I’m not nearly as cynical as Trent on this one. I actually enjoy this film a decent amount, though he’s certainly right in that they get a ton of things wrong. Sean Bean’s scenes for the most part do ruin the movie’s pacing. It would have been far better if they leave most of his things out of the middle of the movie, and sent him to Silent Hill after all was said and done to add an extra sense of isolation and despair for the surviving girls. The plot of the movie was nearly completely rewritten, but I throw that to the time constraints of a movie and not wanting tons of exposition. The monsters of Silent Hill appearing in the movie? There really is no excuse for this except that the people who know nothing of Silent Hill are expecting to see a man with a steel pyramid on his face kill a lot of people. The director and writers of the Silent Hill film made Silent Hill as a Hollywood movie, not as a love letter to the fans. They kept the elements that they knew would make money and people unfamiliar with the series would enjoy (I.e., the soundtrack, the monsters that they thought looked the coolest, the excellent locations and sets) and didn’t bother with anything from the original story. They just decided to write their own script to try and appeal to the mass audience instead of staying faithful to the story of the games. I think this certainly works in some ways, but drops the ball on others. I enjoy the Silent Hill games (At least all the ones released on PS1/2), and I do like this film quite a bit. I just prefer to think of it as an alternate telling of a story or even it’s own separate tale rather than a straight retelling of the events of the first game. Not a bad movie overall.

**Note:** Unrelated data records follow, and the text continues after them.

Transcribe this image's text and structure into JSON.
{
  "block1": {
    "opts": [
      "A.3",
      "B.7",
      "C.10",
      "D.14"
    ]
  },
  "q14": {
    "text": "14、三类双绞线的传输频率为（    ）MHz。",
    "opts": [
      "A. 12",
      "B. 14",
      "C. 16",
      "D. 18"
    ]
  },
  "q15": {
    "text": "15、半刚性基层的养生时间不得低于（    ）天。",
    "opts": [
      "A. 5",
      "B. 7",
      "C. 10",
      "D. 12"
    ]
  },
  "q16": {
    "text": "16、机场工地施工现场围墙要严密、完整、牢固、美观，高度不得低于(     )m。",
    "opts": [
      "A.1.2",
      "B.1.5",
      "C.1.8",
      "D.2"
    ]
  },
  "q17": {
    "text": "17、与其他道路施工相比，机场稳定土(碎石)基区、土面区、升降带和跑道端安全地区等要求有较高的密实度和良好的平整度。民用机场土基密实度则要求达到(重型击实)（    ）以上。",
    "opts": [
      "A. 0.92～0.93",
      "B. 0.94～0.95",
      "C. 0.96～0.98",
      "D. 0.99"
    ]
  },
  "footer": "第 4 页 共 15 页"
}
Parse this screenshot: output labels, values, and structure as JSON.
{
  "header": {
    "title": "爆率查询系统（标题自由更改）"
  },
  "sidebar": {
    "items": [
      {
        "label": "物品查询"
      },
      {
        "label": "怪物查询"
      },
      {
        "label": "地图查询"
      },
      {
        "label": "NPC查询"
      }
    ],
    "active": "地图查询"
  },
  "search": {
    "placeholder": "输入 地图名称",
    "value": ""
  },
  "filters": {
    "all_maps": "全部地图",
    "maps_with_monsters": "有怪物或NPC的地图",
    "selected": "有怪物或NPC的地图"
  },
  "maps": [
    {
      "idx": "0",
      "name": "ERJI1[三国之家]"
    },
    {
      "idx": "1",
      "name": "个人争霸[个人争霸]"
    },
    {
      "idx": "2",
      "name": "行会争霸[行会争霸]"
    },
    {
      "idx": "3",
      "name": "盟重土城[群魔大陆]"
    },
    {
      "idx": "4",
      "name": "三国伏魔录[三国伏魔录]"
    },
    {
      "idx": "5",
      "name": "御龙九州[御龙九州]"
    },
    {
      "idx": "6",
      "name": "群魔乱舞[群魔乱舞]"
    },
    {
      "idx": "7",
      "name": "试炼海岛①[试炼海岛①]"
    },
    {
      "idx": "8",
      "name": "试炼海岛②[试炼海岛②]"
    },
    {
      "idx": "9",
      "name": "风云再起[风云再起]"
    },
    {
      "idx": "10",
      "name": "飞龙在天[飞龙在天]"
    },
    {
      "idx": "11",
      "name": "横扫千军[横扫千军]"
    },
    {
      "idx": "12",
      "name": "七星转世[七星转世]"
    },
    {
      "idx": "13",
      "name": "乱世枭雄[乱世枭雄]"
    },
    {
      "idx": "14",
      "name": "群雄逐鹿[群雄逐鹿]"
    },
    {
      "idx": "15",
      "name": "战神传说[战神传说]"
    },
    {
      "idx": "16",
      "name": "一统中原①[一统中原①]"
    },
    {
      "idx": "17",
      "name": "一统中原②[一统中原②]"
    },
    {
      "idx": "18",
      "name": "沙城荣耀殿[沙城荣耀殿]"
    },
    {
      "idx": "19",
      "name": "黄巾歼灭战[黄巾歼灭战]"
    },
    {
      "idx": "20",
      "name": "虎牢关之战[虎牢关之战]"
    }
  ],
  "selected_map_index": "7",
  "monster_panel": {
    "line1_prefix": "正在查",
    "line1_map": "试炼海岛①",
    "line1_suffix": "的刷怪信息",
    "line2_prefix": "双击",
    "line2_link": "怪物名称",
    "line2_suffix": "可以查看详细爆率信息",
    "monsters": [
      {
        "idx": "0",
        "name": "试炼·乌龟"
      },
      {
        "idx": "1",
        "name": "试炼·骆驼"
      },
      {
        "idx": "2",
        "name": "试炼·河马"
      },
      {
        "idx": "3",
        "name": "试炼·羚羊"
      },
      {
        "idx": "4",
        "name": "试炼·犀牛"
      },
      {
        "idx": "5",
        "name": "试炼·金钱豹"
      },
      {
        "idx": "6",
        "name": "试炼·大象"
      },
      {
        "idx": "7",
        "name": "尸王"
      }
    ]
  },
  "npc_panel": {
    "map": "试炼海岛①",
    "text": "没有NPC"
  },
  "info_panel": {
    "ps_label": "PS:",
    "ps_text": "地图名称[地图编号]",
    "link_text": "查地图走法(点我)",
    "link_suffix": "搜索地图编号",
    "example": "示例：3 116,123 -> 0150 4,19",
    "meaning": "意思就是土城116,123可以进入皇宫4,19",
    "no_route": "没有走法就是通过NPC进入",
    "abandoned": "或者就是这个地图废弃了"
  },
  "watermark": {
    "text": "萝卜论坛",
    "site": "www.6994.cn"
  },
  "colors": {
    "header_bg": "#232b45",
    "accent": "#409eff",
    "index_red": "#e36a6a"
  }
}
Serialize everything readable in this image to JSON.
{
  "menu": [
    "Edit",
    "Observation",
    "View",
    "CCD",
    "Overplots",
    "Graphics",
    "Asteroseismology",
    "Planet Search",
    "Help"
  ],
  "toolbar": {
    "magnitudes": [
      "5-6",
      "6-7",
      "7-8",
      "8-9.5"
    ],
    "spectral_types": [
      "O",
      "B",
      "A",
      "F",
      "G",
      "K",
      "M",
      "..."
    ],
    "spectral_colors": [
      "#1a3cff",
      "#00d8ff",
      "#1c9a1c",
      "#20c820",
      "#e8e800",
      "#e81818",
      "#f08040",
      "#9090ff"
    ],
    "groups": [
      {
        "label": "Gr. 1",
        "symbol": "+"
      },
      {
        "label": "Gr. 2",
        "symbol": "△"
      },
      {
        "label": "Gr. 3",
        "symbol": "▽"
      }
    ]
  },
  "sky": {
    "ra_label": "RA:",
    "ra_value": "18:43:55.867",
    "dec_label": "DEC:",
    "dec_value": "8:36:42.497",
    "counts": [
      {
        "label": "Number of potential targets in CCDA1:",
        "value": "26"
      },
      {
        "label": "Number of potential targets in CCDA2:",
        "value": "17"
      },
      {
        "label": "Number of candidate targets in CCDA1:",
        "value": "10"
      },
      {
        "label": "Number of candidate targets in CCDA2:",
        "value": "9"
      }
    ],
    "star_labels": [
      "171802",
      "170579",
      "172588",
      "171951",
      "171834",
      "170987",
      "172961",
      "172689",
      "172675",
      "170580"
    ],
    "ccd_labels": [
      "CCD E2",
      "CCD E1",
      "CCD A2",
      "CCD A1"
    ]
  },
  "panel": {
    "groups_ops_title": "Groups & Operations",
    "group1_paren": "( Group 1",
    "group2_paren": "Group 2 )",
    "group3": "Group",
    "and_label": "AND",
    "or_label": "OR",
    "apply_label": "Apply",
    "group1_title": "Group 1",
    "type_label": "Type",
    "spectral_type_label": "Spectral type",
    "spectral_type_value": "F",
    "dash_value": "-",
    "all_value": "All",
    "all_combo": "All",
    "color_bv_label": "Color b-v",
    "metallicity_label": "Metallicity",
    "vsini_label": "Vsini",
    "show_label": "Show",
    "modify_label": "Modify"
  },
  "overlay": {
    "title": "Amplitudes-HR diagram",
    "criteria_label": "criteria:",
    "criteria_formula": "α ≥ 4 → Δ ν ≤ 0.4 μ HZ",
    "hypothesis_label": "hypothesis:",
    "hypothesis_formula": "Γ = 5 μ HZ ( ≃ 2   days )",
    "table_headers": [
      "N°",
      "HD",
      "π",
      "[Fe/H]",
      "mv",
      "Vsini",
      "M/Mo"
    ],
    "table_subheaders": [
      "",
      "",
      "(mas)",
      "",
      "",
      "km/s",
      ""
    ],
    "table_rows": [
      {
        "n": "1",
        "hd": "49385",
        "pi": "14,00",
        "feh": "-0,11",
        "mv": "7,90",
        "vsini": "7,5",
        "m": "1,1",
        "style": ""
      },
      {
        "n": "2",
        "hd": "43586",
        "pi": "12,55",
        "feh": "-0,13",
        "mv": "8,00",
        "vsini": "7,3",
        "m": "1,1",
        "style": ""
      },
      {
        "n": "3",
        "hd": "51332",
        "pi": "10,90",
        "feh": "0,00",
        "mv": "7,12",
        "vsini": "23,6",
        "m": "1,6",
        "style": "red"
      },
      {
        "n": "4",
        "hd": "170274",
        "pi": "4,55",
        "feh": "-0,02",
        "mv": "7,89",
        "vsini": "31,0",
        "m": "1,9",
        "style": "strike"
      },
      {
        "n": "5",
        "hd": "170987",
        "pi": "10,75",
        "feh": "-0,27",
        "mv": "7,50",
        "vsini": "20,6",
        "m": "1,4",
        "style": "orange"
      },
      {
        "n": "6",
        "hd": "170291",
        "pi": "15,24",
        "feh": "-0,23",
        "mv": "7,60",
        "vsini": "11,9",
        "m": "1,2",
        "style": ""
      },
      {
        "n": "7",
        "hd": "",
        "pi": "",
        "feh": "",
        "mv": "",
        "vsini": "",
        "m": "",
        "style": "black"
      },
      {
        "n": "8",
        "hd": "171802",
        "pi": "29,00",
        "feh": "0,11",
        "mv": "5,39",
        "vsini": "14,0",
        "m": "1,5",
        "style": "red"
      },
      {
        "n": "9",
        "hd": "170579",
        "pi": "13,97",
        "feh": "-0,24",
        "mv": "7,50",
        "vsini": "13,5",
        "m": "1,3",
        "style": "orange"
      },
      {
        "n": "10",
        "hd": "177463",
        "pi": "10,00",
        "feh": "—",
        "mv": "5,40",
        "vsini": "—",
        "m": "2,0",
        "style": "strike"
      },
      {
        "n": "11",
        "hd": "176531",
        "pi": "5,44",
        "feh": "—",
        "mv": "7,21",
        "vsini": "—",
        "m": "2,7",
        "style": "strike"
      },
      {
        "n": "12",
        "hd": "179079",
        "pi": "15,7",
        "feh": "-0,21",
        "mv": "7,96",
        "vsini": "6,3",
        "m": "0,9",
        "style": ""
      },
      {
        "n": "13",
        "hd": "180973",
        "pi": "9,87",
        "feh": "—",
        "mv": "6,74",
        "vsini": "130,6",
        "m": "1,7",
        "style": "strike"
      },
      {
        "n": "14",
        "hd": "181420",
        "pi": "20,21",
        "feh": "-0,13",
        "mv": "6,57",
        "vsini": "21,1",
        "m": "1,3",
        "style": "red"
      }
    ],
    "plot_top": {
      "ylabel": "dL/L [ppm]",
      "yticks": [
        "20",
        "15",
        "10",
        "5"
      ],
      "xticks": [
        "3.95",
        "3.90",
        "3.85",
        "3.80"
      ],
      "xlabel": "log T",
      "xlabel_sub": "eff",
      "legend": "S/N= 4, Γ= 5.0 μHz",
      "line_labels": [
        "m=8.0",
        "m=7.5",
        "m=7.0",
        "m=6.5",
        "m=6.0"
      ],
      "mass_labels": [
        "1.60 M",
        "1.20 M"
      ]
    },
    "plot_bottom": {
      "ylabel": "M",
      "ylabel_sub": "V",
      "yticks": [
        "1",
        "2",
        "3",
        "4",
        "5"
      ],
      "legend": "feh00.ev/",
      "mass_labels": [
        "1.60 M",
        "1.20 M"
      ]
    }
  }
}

Also, as a final note because it angers me so much …Cybil’s sacrifice was very much a pointless occurrence. The only reason it was even in there was because, to quote TV Tropes, “Vasquez Always Dies” in Hollywood. It was pointless, useless for the plot, and thrown in just to hold up to the average preconception of how the movie has to go.
Drinking – 3.75
Trent – 5
Thank fucking god for alcohol.
Ryan – 2.5
The drinking here wasn’t nearly as bad as Twilight. The only times where it really started to take full effect was during a scene with Alessa where the kids around her chant “Burn the Witch!” 10 times in a row, and in the beginning of the film where Rose frantically calls Sharon’s name. Otherwise, This movie wasn’t nearly as hard hitting as Twilight in the drinking category. In fact, I made my own impromptu rule just for fun. “In Soviet Russia, Sean Bean Kills You! – Everytime Sean Bean appears on screen, take 3 drinks.” It helped keep the buzz going, that’s for sure. Plus I love me some Sean Bean. It was nice to see a movie where he doesn’t wind up six feet under for once.
Conclusion: Silent Hill is a great horror movie for people who aren’t hardcore fans of the series. Otherwise, you will be sorely disappointed. It will take everything you know of the workings and history of Silent Hill and flat out ignore them. Trent uses alcohol to cope with his Silent Hill woes. I suggest you do the same.